[Data provided Boundary: Start]
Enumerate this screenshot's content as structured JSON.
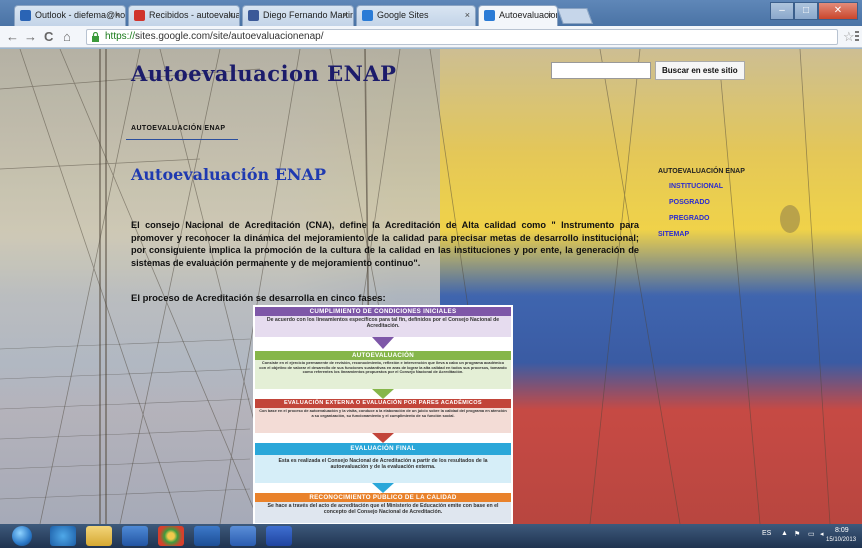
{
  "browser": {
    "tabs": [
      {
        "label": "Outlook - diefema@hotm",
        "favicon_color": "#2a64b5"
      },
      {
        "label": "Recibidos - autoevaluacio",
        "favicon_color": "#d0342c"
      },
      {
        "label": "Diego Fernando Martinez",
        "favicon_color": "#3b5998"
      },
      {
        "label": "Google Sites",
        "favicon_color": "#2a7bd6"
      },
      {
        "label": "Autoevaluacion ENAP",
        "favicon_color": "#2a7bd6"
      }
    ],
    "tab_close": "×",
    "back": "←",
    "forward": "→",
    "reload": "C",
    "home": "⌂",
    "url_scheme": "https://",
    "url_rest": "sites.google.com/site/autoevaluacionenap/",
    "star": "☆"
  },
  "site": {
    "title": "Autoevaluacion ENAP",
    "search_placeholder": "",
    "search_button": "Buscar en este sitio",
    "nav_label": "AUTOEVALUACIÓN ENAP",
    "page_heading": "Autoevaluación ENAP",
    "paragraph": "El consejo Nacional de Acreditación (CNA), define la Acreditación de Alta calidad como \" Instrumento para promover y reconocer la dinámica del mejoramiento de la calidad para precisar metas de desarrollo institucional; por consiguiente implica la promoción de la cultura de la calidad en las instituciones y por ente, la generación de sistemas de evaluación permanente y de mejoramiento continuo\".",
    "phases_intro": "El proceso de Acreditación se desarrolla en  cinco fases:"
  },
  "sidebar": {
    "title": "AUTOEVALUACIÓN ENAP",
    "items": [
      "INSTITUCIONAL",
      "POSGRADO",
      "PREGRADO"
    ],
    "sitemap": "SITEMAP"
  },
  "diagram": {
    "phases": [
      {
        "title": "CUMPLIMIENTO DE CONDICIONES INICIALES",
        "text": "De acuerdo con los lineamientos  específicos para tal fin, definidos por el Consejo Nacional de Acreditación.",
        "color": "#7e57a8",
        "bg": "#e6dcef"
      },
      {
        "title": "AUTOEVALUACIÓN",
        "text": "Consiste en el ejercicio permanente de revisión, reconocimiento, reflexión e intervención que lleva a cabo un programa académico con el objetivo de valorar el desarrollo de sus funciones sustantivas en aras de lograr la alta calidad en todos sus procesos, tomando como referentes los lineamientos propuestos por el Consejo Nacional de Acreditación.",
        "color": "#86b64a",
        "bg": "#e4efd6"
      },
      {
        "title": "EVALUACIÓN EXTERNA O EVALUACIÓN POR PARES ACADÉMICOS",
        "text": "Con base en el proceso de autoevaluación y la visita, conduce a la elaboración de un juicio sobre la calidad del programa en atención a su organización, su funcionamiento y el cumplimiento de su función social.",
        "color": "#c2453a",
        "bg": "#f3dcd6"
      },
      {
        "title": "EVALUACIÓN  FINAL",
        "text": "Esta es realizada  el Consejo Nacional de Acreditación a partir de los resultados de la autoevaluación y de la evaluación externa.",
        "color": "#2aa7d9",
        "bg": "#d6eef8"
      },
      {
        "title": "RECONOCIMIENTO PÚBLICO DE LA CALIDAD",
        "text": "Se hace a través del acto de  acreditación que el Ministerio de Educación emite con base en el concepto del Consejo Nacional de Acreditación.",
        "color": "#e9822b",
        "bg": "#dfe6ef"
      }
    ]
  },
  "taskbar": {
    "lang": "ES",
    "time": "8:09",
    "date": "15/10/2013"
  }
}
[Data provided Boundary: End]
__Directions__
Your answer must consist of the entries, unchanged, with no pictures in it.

__Task result__
Enumerate this screenshot's content as structured JSON.
{
  "browser": {
    "tabs": [
      {
        "label": "Outlook - diefema@hotm",
        "favicon_color": "#2a64b5"
      },
      {
        "label": "Recibidos - autoevaluacio",
        "favicon_color": "#d0342c"
      },
      {
        "label": "Diego Fernando Martinez",
        "favicon_color": "#3b5998"
      },
      {
        "label": "Google Sites",
        "favicon_color": "#2a7bd6"
      },
      {
        "label": "Autoevaluacion ENAP",
        "favicon_color": "#2a7bd6"
      }
    ],
    "tab_close": "×",
    "back": "←",
    "forward": "→",
    "reload": "C",
    "home": "⌂",
    "url_scheme": "https://",
    "url_rest": "sites.google.com/site/autoevaluacionenap/",
    "star": "☆"
  },
  "site": {
    "title": "Autoevaluacion ENAP",
    "search_placeholder": "",
    "search_button": "Buscar en este sitio",
    "nav_label": "AUTOEVALUACIÓN ENAP",
    "page_heading": "Autoevaluación ENAP",
    "paragraph": "El consejo Nacional de Acreditación (CNA), define la Acreditación de Alta calidad como \" Instrumento para promover y reconocer la dinámica del mejoramiento de la calidad para precisar metas de desarrollo institucional; por consiguiente implica la promoción de la cultura de la calidad en las instituciones y por ente, la generación de sistemas de evaluación permanente y de mejoramiento continuo\".",
    "phases_intro": "El proceso de Acreditación se desarrolla en  cinco fases:"
  },
  "sidebar": {
    "title": "AUTOEVALUACIÓN ENAP",
    "items": [
      "INSTITUCIONAL",
      "POSGRADO",
      "PREGRADO"
    ],
    "sitemap": "SITEMAP"
  },
  "diagram": {
    "phases": [
      {
        "title": "CUMPLIMIENTO DE CONDICIONES INICIALES",
        "text": "De acuerdo con los lineamientos  específicos para tal fin, definidos por el Consejo Nacional de Acreditación.",
        "color": "#7e57a8",
        "bg": "#e6dcef"
      },
      {
        "title": "AUTOEVALUACIÓN",
        "text": "Consiste en el ejercicio permanente de revisión, reconocimiento, reflexión e intervención que lleva a cabo un programa académico con el objetivo de valorar el desarrollo de sus funciones sustantivas en aras de lograr la alta calidad en todos sus procesos, tomando como referentes los lineamientos propuestos por el Consejo Nacional de Acreditación.",
        "color": "#86b64a",
        "bg": "#e4efd6"
      },
      {
        "title": "EVALUACIÓN EXTERNA O EVALUACIÓN POR PARES ACADÉMICOS",
        "text": "Con base en el proceso de autoevaluación y la visita, conduce a la elaboración de un juicio sobre la calidad del programa en atención a su organización, su funcionamiento y el cumplimiento de su función social.",
        "color": "#c2453a",
        "bg": "#f3dcd6"
      },
      {
        "title": "EVALUACIÓN  FINAL",
        "text": "Esta es realizada  el Consejo Nacional de Acreditación a partir de los resultados de la autoevaluación y de la evaluación externa.",
        "color": "#2aa7d9",
        "bg": "#d6eef8"
      },
      {
        "title": "RECONOCIMIENTO PÚBLICO DE LA CALIDAD",
        "text": "Se hace a través del acto de  acreditación que el Ministerio de Educación emite con base en el concepto del Consejo Nacional de Acreditación.",
        "color": "#e9822b",
        "bg": "#dfe6ef"
      }
    ]
  },
  "taskbar": {
    "lang": "ES",
    "time": "8:09",
    "date": "15/10/2013"
  }
}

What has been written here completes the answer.